CP vs NP

Interestingly if a person has a high internal critic directed at self then there is always the potential for it to be directed at others as well. If one is working with a client who has a high CP for self then one also wonders if there are high CP thoughts about the therapist as well.

Some with a high CP for self can also have a high CP for others. Those critical thoughts of others may be openly stated or they may never be stated and just remain internal thoughts. But the potential is always there compared to the individual who does not have a high internally directed CP.

Child ego state anger
As the diagram shows the other type of internally directed anger comes from the Child ego state and is directed at the Child ego state. As a consequence these angry statements are not introjects from our parent figures. Instead they result from decisions that the Child has made about itself. These represent more serious psychopathology and thus the person can be seen to be more ‘damaged’.

sword swallower3

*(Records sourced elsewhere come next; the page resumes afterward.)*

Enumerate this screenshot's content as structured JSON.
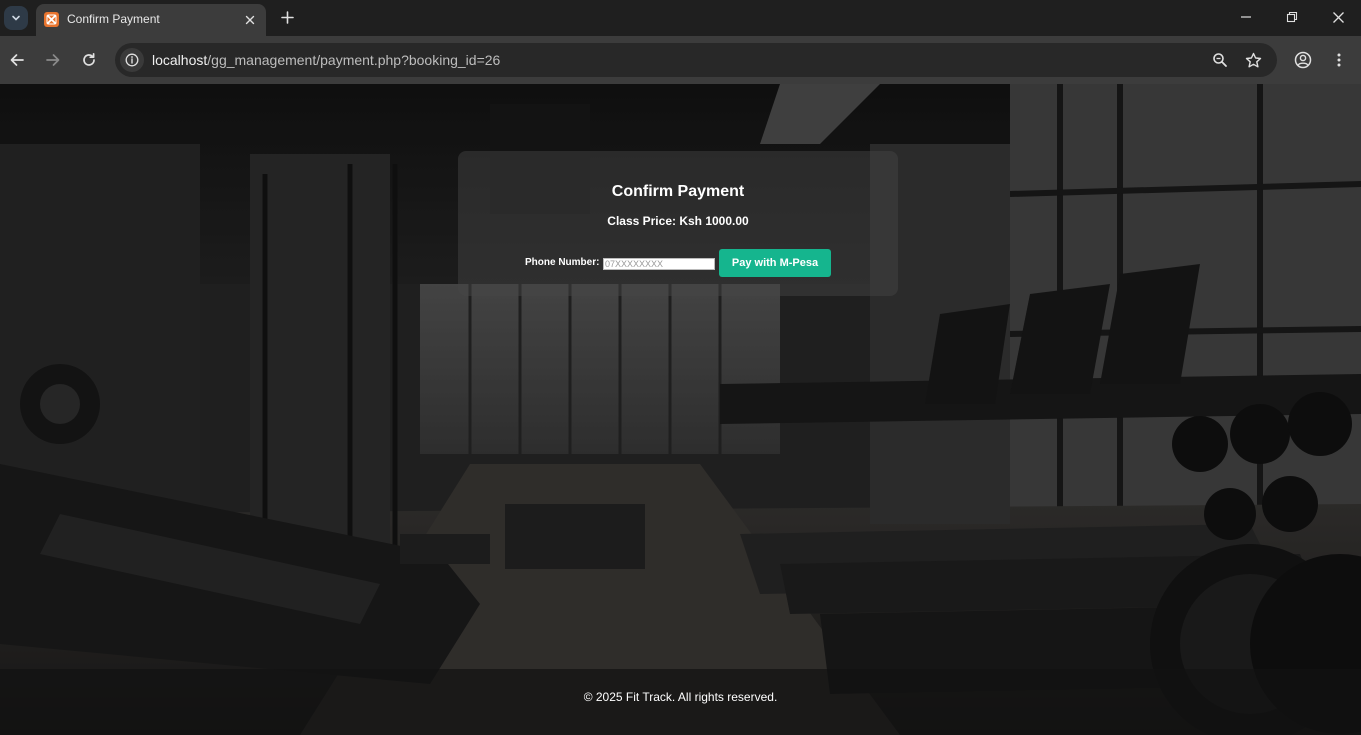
{
  "browser": {
    "tab_title": "Confirm Payment",
    "url_host": "localhost",
    "url_path": "/gg_management/payment.php?booking_id=26"
  },
  "icons": {
    "tab_menu": "chevron-down-icon",
    "favicon": "xampp-icon",
    "tab_close": "close-icon",
    "new_tab": "plus-icon",
    "minimize": "minimize-icon",
    "restore": "restore-icon",
    "close_window": "close-icon",
    "back": "arrow-left-icon",
    "forward": "arrow-right-icon",
    "reload": "reload-icon",
    "site_info": "info-icon",
    "zoom": "zoom-icon",
    "bookmark": "star-icon",
    "profile": "profile-icon",
    "menu": "kebab-menu-icon"
  },
  "payment": {
    "title": "Confirm Payment",
    "price_text": "Class Price: Ksh 1000.00",
    "phone_label": "Phone Number:",
    "phone_placeholder": "07XXXXXXXX",
    "pay_button": "Pay with M-Pesa"
  },
  "footer": {
    "text": "© 2025 Fit Track. All rights reserved."
  },
  "colors": {
    "accent": "#15b58e",
    "chrome_bg": "#1f1f1f",
    "toolbar_bg": "#3c3c3c",
    "favicon": "#e8742e"
  }
}
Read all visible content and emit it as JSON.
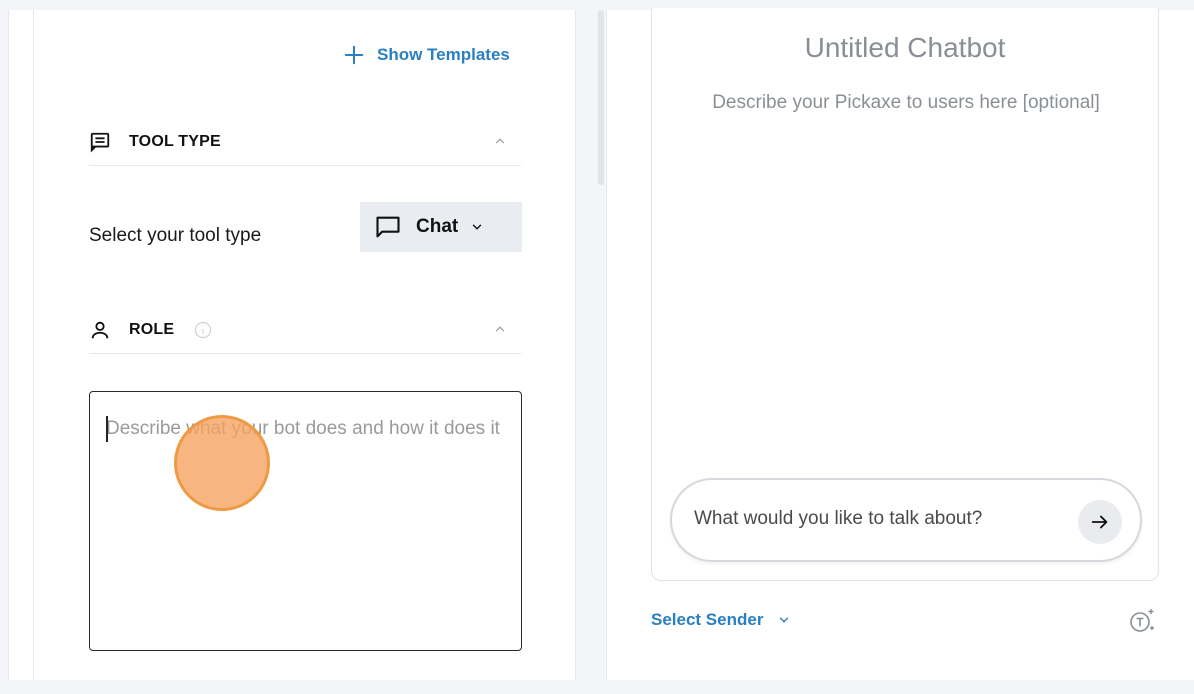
{
  "left": {
    "show_templates": "Show Templates",
    "tool_type": {
      "title": "TOOL TYPE",
      "row_label": "Select your tool type",
      "selected": "Chat"
    },
    "role": {
      "title": "ROLE",
      "placeholder": "Describe what your bot does and how it does it"
    }
  },
  "right": {
    "bot_title": "Untitled Chatbot",
    "bot_description": "Describe your Pickaxe to users here [optional]",
    "message_placeholder": "What would you like to talk about?",
    "select_sender": "Select Sender"
  },
  "colors": {
    "accent": "#2a7fc1",
    "click_marker": "#f7a260"
  }
}
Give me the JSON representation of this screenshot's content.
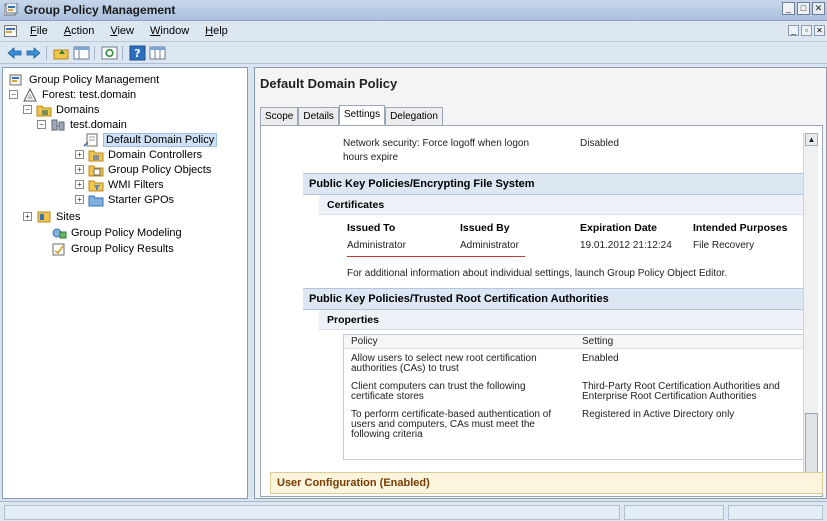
{
  "window": {
    "title": "Group Policy Management"
  },
  "menu": [
    {
      "label": "File",
      "mnemonic": "F",
      "rest": "ile"
    },
    {
      "label": "Action",
      "mnemonic": "A",
      "rest": "ction"
    },
    {
      "label": "View",
      "mnemonic": "V",
      "rest": "iew"
    },
    {
      "label": "Window",
      "mnemonic": "W",
      "rest": "indow"
    },
    {
      "label": "Help",
      "mnemonic": "H",
      "rest": "elp"
    }
  ],
  "tree": {
    "root": "Group Policy Management",
    "forest": "Forest: test.domain",
    "domains": "Domains",
    "domain": "test.domain",
    "default_policy": "Default Domain Policy",
    "domain_controllers": "Domain Controllers",
    "gpo": "Group Policy Objects",
    "wmi": "WMI Filters",
    "starter": "Starter GPOs",
    "sites": "Sites",
    "modeling": "Group Policy Modeling",
    "results": "Group Policy Results"
  },
  "right": {
    "title": "Default Domain Policy",
    "tabs": [
      "Scope",
      "Details",
      "Settings",
      "Delegation"
    ],
    "network_line1": "Network security: Force logoff when logon",
    "network_line2": "hours expire",
    "network_value": "Disabled",
    "pk_header": "Public Key Policies/Encrypting File System",
    "cert_subheader": "Certificates",
    "cert_cols": [
      "Issued To",
      "Issued By",
      "Expiration Date",
      "Intended Purposes"
    ],
    "cert_row": [
      "Administrator",
      "Administrator",
      "19.01.2012 21:12:24",
      "File Recovery"
    ],
    "additional_info": "For additional information about individual settings, launch Group Policy Object Editor.",
    "trusted_header": "Public Key Policies/Trusted Root Certification Authorities",
    "props_subheader": "Properties",
    "props_cols": [
      "Policy",
      "Setting"
    ],
    "props_rows": [
      {
        "policy1": "Allow users to select new root certification",
        "policy2": "authorities (CAs) to trust",
        "policy3": "",
        "setting1": "Enabled",
        "setting2": ""
      },
      {
        "policy1": "Client computers can trust the following",
        "policy2": "certificate stores",
        "policy3": "",
        "setting1": "Third-Party Root Certification Authorities and",
        "setting2": "Enterprise Root Certification Authorities"
      },
      {
        "policy1": "To perform certificate-based authentication of",
        "policy2": "users and computers, CAs must meet the",
        "policy3": "following criteria",
        "setting1": "Registered in Active Directory only",
        "setting2": ""
      }
    ],
    "user_config": "User Configuration (Enabled)"
  },
  "colors": {
    "accent": "#1a4f8a",
    "section_bg": "#dce7f3",
    "footer_bg": "#fbf5dd"
  }
}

The nature of the CP statements tend to be; “I am bad because...”

The Child ego state angry statements may also be precipitated by an event and thus one gets statements like: “I am bad because..... and there is an inherent badness in me anyway”. At other times there may be no precipitating event and the person simply expresses anger at self for no obvious reason. At times this can result in self harming type of behaviour.

Whilst an internal directed CP is common, almost every one has an internal critic of some kind. The internally direct Child statements are far less common. It requires the person to believe and feel there is something basically and intrinsically bad about self. This probably represents 5% of the population. As a result it is much more difficult to treat as one is looking to remediate a basic belief about self and not simply encourage NP statements to counter the CP statement from the Parent ego state.